Try it:
Which lines of the records below contain the word "message"? Show each one.

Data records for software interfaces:
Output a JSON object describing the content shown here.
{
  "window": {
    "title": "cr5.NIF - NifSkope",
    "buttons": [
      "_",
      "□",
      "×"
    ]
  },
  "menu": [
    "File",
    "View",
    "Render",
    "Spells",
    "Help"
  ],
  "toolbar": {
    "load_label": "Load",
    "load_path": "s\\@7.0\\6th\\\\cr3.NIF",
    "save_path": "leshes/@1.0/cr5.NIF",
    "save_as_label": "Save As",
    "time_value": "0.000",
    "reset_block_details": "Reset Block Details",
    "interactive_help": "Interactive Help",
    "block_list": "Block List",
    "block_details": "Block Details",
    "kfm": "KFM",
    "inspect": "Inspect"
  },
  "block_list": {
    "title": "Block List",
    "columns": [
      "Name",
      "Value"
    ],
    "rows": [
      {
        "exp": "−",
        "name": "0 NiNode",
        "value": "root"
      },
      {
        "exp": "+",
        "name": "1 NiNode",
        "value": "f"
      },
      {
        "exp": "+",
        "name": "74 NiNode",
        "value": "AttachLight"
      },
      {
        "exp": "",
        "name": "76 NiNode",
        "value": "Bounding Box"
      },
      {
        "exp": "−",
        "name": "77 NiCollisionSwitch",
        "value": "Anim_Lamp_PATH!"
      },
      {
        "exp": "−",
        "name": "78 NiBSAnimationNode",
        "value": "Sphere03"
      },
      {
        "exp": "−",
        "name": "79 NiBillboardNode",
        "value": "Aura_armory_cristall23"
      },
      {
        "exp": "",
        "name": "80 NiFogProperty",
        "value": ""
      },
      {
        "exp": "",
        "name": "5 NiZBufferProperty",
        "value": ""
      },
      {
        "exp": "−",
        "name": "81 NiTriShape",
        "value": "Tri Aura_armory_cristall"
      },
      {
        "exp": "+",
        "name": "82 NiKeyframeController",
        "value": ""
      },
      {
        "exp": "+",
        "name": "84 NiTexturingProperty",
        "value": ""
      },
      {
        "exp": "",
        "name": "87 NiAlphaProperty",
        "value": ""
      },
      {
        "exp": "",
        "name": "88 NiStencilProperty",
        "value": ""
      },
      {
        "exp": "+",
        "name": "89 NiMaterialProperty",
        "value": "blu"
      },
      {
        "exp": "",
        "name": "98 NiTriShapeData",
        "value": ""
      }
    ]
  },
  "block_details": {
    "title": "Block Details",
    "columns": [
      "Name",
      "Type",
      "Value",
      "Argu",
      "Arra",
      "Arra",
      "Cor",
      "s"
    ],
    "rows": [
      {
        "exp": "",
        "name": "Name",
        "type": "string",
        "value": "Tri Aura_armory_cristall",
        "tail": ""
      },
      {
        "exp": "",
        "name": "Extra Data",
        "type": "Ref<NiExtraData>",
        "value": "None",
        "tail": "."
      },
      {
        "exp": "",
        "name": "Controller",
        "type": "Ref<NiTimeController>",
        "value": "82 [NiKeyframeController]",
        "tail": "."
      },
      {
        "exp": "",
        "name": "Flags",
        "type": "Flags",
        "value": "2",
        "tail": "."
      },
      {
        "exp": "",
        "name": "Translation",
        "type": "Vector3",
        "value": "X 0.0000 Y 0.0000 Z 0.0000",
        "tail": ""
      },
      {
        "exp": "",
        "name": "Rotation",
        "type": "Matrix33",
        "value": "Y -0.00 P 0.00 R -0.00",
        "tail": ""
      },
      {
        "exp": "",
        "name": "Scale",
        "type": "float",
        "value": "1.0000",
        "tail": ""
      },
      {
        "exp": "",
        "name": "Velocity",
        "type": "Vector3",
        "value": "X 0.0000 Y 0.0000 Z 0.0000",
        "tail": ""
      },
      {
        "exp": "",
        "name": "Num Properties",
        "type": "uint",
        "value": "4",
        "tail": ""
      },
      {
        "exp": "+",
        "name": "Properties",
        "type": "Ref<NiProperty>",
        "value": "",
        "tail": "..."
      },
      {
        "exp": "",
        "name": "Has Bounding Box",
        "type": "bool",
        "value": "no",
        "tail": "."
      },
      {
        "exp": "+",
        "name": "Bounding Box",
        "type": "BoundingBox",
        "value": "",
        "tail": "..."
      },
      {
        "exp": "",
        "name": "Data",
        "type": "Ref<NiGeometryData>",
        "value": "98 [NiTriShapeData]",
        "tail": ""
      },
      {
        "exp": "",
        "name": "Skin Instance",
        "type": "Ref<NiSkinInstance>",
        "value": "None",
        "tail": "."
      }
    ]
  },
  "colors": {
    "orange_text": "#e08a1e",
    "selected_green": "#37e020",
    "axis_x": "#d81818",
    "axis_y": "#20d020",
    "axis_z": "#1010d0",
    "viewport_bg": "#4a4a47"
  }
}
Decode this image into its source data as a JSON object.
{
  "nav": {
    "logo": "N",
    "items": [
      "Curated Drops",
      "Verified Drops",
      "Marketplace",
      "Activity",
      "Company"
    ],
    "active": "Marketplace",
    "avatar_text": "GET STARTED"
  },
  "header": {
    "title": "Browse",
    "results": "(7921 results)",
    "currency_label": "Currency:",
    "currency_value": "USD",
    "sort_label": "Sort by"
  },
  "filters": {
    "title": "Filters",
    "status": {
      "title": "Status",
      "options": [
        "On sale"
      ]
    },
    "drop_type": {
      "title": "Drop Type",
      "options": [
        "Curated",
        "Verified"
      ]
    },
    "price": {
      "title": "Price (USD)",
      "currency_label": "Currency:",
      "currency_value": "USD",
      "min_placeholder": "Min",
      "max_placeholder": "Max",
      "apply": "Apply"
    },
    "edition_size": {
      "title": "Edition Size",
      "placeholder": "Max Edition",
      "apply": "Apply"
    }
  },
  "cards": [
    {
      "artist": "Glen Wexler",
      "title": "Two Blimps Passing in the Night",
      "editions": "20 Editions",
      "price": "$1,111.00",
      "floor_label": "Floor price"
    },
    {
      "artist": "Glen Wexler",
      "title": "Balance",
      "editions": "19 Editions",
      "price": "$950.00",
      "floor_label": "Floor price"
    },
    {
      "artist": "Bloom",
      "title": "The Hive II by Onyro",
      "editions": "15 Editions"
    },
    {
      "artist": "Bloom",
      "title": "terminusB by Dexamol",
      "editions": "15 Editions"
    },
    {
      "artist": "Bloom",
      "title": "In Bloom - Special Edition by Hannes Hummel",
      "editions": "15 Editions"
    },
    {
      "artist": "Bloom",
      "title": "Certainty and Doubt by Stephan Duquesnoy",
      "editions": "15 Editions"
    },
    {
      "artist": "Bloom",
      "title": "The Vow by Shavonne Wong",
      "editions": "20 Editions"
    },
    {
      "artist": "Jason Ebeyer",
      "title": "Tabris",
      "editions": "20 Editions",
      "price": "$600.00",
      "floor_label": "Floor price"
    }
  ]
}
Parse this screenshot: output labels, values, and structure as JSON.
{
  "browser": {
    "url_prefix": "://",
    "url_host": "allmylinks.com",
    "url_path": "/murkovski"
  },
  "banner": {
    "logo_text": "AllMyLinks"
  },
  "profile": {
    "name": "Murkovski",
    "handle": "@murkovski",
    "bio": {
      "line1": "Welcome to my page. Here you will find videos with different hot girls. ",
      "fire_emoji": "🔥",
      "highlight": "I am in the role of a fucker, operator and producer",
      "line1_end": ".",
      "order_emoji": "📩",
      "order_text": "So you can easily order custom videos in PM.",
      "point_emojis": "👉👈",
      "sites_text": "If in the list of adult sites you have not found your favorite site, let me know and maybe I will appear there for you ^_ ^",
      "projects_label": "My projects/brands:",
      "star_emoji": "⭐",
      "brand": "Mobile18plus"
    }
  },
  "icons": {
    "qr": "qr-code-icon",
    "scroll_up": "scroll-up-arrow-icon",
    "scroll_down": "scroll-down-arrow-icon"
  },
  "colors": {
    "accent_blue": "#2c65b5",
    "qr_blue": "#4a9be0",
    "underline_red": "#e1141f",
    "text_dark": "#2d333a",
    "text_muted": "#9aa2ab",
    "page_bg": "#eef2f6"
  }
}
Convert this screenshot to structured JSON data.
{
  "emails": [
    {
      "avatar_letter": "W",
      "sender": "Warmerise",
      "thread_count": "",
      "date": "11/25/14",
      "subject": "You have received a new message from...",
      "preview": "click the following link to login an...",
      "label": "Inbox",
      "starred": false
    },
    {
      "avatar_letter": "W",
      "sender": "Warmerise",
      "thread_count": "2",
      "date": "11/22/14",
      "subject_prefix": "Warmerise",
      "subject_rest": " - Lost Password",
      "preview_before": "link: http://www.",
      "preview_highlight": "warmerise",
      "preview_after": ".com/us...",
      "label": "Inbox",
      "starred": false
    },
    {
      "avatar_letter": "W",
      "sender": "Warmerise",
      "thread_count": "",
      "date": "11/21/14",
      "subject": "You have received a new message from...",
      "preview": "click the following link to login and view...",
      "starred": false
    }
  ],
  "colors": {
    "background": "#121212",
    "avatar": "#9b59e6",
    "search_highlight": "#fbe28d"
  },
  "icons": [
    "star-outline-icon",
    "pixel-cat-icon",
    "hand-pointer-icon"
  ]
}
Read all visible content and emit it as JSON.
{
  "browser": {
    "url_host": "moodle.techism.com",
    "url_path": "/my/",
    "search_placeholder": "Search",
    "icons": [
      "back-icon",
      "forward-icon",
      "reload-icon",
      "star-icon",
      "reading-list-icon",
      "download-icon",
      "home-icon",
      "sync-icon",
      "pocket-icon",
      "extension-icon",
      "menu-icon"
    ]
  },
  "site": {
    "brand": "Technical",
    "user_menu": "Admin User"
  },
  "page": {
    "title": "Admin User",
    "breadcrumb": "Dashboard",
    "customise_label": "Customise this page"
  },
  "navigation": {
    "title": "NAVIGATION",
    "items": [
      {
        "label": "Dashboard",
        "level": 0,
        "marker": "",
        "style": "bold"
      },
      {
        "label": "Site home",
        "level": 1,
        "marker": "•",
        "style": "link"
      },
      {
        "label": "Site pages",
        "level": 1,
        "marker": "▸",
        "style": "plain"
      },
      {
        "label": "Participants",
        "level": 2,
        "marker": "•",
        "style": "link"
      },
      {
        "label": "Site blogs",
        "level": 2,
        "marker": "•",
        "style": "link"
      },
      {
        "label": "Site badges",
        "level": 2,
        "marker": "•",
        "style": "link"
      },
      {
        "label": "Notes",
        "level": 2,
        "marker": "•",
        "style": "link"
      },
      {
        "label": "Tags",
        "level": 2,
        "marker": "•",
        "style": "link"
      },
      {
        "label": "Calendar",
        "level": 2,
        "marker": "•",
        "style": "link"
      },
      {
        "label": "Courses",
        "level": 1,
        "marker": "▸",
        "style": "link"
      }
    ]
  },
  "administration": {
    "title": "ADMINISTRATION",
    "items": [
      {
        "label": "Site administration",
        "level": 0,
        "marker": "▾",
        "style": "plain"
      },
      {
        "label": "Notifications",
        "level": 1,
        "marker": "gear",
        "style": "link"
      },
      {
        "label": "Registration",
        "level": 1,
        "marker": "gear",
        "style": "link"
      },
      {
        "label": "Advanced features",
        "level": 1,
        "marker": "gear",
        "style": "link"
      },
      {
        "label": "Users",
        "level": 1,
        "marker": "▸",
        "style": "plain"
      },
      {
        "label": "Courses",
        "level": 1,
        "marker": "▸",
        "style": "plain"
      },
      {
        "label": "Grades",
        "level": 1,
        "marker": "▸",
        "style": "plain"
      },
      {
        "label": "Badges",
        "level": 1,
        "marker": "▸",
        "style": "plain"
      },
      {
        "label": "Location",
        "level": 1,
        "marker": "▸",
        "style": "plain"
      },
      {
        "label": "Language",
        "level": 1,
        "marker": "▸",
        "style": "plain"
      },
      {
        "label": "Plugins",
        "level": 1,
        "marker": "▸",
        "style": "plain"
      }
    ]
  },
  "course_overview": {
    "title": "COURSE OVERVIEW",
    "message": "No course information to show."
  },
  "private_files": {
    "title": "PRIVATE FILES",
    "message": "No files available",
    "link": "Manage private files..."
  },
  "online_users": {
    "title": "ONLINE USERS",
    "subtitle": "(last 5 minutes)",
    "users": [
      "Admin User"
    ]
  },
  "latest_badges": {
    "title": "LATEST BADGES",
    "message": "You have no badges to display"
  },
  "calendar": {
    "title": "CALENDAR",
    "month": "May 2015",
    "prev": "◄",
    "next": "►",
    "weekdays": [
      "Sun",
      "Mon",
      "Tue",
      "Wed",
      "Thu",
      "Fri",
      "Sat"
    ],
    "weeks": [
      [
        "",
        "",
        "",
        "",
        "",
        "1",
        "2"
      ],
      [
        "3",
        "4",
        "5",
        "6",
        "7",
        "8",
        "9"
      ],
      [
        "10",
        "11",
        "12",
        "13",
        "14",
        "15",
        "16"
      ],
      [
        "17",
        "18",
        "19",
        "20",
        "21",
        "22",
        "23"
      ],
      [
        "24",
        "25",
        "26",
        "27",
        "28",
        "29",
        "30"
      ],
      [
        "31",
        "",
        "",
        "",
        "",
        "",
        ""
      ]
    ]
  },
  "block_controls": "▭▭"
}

Response below:
      "subject": "You have received a new message from...",
      "subject": "You have received a new message from...",
    "message": "No course information to show."
    "message": "No files available",
    "message": "You have no badges to display"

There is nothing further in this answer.